++++ SUPPLIED RECORDS ++++

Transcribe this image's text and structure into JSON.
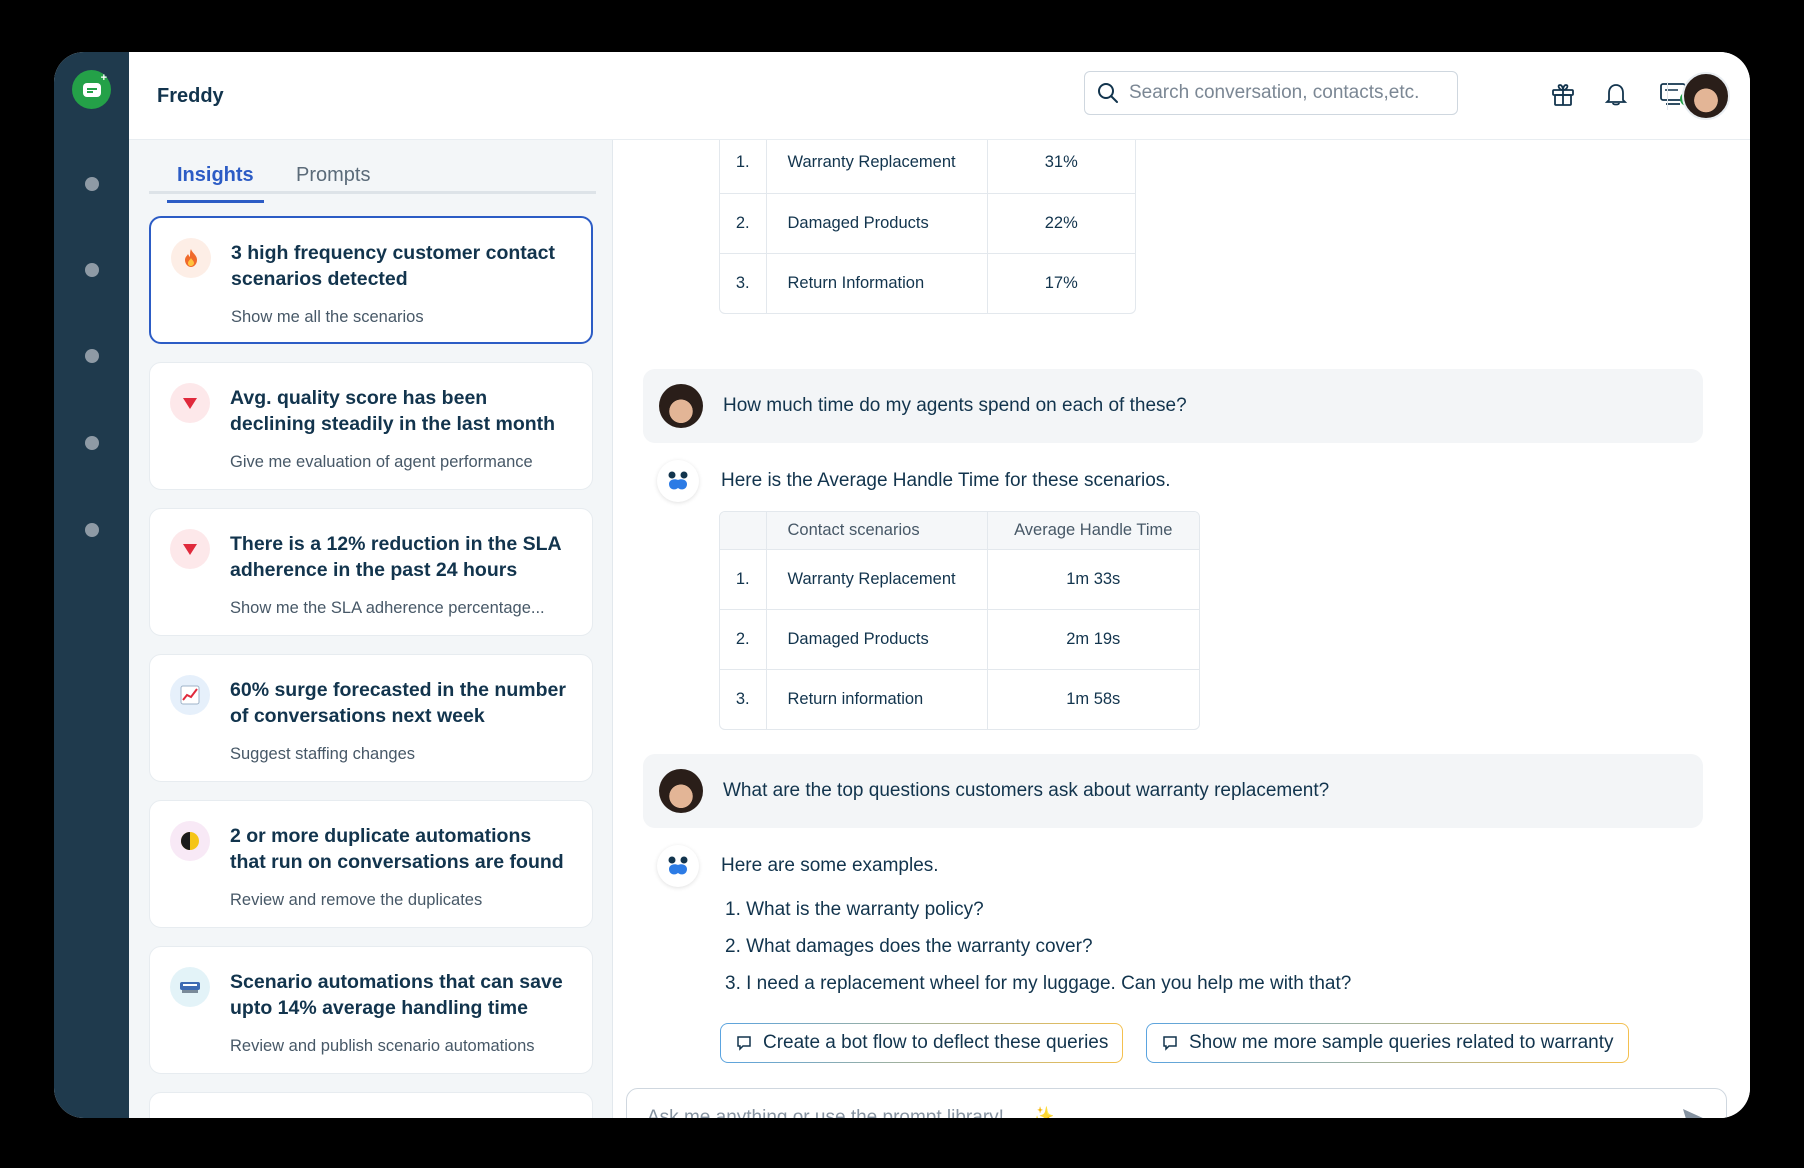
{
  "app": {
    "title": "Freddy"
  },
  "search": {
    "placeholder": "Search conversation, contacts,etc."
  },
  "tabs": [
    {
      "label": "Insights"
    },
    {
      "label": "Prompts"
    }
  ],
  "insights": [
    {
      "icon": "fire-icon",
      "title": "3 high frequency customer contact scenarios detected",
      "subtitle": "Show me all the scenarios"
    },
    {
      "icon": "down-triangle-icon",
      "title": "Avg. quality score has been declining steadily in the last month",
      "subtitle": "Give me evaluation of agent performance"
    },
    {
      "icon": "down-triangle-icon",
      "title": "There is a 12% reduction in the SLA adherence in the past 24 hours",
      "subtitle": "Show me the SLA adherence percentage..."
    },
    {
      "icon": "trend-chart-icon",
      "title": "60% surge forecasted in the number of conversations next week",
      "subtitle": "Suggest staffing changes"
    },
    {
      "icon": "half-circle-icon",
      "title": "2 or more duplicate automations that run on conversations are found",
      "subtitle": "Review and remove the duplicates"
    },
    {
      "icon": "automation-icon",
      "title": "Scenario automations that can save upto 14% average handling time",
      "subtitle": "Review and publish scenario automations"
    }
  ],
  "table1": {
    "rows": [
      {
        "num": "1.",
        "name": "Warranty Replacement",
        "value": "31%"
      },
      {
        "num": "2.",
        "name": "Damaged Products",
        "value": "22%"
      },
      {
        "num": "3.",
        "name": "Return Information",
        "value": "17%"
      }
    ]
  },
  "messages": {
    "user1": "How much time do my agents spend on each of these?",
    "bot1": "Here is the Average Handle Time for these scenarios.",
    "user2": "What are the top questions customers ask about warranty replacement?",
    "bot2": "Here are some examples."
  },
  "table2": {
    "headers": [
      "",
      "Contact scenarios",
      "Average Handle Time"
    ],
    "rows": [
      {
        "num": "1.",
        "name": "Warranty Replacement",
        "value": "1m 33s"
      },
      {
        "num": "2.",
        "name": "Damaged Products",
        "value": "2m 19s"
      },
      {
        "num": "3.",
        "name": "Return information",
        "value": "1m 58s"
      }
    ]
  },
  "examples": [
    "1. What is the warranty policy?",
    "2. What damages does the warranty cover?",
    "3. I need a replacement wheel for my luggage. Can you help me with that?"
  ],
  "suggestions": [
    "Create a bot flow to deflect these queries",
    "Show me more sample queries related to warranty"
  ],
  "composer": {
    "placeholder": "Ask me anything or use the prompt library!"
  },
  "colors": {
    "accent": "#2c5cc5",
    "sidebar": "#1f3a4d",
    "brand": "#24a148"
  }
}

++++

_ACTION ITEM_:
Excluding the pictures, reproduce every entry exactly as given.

_EXPECTED OUTPUT_:
Transcribe this image's text and structure into JSON.
{
  "app": {
    "title": "Freddy"
  },
  "search": {
    "placeholder": "Search conversation, contacts,etc."
  },
  "tabs": [
    {
      "label": "Insights"
    },
    {
      "label": "Prompts"
    }
  ],
  "insights": [
    {
      "icon": "fire-icon",
      "title": "3 high frequency customer contact scenarios detected",
      "subtitle": "Show me all the scenarios"
    },
    {
      "icon": "down-triangle-icon",
      "title": "Avg. quality score has been declining steadily in the last month",
      "subtitle": "Give me evaluation of agent performance"
    },
    {
      "icon": "down-triangle-icon",
      "title": "There is a 12% reduction in the SLA adherence in the past 24 hours",
      "subtitle": "Show me the SLA adherence percentage..."
    },
    {
      "icon": "trend-chart-icon",
      "title": "60% surge forecasted in the number of conversations next week",
      "subtitle": "Suggest staffing changes"
    },
    {
      "icon": "half-circle-icon",
      "title": "2 or more duplicate automations that run on conversations are found",
      "subtitle": "Review and remove the duplicates"
    },
    {
      "icon": "automation-icon",
      "title": "Scenario automations that can save upto 14% average handling time",
      "subtitle": "Review and publish scenario automations"
    }
  ],
  "table1": {
    "rows": [
      {
        "num": "1.",
        "name": "Warranty Replacement",
        "value": "31%"
      },
      {
        "num": "2.",
        "name": "Damaged Products",
        "value": "22%"
      },
      {
        "num": "3.",
        "name": "Return Information",
        "value": "17%"
      }
    ]
  },
  "messages": {
    "user1": "How much time do my agents spend on each of these?",
    "bot1": "Here is the Average Handle Time for these scenarios.",
    "user2": "What are the top questions customers ask about warranty replacement?",
    "bot2": "Here are some examples."
  },
  "table2": {
    "headers": [
      "",
      "Contact scenarios",
      "Average Handle Time"
    ],
    "rows": [
      {
        "num": "1.",
        "name": "Warranty Replacement",
        "value": "1m 33s"
      },
      {
        "num": "2.",
        "name": "Damaged Products",
        "value": "2m 19s"
      },
      {
        "num": "3.",
        "name": "Return information",
        "value": "1m 58s"
      }
    ]
  },
  "examples": [
    "1. What is the warranty policy?",
    "2. What damages does the warranty cover?",
    "3. I need a replacement wheel for my luggage. Can you help me with that?"
  ],
  "suggestions": [
    "Create a bot flow to deflect these queries",
    "Show me more sample queries related to warranty"
  ],
  "composer": {
    "placeholder": "Ask me anything or use the prompt library!"
  },
  "colors": {
    "accent": "#2c5cc5",
    "sidebar": "#1f3a4d",
    "brand": "#24a148"
  }
}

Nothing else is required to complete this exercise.